Featherweight robot- TRIZ

This week I carried out research on build diaries on the FRA forums and Youtube. In addition I started to look at light weight robot designs and identified the key requirements for my robot. The build diaries helped me realise the things I need to consider in my design and also help me identify trends in robot designs in the featherweight class.

The key design requirements of my robot are the following:

  • Durable and easy to repair .
  • Adaptable for future competitions.
  • Easy to control as driving skill is something that is judged in FRA competitions. Plus if you can’t control the robot you won’t hit anything!
  • Small frame and nimble to make the robot hard to hit thus reducing the risk of damage which reduces time to repair.
  • Can fit off the shelf components  to make it easier to build and repair.
  • Safe to handle for inspection and repairs.
  • Lightweight
  • Not complex , the more complex something is the bigger chance it can fail.

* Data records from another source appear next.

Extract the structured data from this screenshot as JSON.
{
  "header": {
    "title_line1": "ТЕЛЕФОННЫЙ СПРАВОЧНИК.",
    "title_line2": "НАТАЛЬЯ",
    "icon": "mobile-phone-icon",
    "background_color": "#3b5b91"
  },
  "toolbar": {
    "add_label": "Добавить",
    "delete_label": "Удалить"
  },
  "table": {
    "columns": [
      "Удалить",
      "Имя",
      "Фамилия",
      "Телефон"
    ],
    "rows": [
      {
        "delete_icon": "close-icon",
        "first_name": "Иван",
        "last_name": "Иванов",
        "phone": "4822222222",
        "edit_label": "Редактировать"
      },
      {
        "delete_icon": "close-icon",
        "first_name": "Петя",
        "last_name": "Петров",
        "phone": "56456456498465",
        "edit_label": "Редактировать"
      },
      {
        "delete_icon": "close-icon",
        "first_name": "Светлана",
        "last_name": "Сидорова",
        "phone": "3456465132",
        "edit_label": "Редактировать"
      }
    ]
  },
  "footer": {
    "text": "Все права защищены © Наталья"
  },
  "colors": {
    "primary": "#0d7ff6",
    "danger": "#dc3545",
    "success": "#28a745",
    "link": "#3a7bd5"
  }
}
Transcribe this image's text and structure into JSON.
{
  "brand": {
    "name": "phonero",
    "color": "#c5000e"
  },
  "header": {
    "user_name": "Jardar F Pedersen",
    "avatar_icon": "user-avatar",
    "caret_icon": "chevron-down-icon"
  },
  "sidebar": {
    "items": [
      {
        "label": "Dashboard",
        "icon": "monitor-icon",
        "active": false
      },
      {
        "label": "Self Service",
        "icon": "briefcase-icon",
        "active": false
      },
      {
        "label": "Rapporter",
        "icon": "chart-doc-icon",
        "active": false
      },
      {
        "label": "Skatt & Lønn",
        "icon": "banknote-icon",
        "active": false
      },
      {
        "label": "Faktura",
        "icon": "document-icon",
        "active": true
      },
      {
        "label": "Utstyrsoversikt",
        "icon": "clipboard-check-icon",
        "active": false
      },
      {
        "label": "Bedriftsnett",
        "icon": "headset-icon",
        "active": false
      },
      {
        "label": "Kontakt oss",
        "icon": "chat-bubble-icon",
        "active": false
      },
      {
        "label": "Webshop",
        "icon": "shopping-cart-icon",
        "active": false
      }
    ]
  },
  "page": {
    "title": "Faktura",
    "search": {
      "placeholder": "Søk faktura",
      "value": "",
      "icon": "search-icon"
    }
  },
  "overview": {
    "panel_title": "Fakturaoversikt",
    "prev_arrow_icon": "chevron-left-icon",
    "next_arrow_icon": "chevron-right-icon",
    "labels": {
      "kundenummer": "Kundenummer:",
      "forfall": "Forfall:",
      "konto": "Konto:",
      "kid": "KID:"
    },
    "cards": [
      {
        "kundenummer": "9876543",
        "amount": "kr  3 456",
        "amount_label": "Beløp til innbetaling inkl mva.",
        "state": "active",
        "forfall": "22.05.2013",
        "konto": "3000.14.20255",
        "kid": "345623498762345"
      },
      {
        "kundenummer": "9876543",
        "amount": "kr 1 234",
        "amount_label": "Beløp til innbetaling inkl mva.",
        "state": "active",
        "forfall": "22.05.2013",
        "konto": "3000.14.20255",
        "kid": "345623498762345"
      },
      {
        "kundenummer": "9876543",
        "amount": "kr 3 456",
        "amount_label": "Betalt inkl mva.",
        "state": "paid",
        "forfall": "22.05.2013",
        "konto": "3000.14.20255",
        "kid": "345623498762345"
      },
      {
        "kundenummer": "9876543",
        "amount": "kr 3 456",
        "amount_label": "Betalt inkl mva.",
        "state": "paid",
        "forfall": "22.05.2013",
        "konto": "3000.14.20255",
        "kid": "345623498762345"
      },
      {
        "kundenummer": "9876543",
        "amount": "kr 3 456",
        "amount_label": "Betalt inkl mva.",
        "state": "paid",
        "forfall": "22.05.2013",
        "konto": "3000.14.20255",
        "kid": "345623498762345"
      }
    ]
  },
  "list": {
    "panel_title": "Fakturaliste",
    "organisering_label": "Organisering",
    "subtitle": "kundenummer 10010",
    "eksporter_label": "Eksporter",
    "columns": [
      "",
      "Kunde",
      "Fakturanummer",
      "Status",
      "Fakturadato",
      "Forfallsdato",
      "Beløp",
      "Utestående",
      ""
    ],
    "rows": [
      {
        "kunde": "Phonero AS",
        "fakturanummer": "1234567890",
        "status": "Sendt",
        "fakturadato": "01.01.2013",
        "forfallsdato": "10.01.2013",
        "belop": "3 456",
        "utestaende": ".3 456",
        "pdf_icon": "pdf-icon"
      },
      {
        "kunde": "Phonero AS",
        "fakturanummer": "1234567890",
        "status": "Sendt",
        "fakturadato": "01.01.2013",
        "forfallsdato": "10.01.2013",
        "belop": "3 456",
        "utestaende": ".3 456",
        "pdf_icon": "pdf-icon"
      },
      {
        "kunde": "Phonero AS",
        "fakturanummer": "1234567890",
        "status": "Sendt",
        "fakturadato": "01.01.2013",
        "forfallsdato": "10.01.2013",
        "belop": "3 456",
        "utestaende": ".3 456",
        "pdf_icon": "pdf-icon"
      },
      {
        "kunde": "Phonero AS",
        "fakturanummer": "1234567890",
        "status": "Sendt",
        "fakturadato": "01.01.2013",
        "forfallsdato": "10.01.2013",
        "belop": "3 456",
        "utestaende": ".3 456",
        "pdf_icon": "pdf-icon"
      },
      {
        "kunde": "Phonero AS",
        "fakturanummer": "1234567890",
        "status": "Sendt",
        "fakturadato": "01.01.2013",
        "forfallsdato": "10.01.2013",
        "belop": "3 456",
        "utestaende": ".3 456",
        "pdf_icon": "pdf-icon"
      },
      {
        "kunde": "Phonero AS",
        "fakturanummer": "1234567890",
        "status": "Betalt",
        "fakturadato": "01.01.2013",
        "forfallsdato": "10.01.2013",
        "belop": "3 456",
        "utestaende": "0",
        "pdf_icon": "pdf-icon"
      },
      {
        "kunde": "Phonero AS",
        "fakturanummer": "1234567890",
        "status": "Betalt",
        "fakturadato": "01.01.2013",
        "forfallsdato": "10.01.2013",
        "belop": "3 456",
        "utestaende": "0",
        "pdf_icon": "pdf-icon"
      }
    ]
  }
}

Some of these requirements would actually contradict each other which is a common issue in design and it is something designers need to overcome.

Luckily there is a tool called TRIZ which helps designers identifies design principles that will help remove or reduce the issues of these contradictions. Using TRIZ matrix is pretty simple all you need to match the thing you want to improve on the left hand side of the table against the issue you want to remove on the top row. Once you match each criteria you notice a set of numbers in the box which indicate TRIZ principles that would solve the contradiction.

From the TRIZ matrix some of the design ideas were developed.

  • Make some parts nest within each other or orientate some parts on their side to maximise space utlisation.
  • Use same components to carryout different tasks like use structure as part of the robots armour and weapons.
  • Make interchangeable parts have adaptor plates where new components can be inserted into body.
  • Add pours to structure to reduce weight and look to use pours to house components

In the next video I will cover my initial concept ideas.

Leave a Reply

Fill in your details below or click an icon to log in:

WordPress.com Logo

You are commenting using your WordPress.com account. Log Out / Change )

Twitter picture

You are commenting using your Twitter account. Log Out / Change )

Facebook photo

You are commenting using your Facebook account. Log Out / Change )

Google+ photo

You are commenting using your Google+ account. Log Out / Change )

Connecting to %s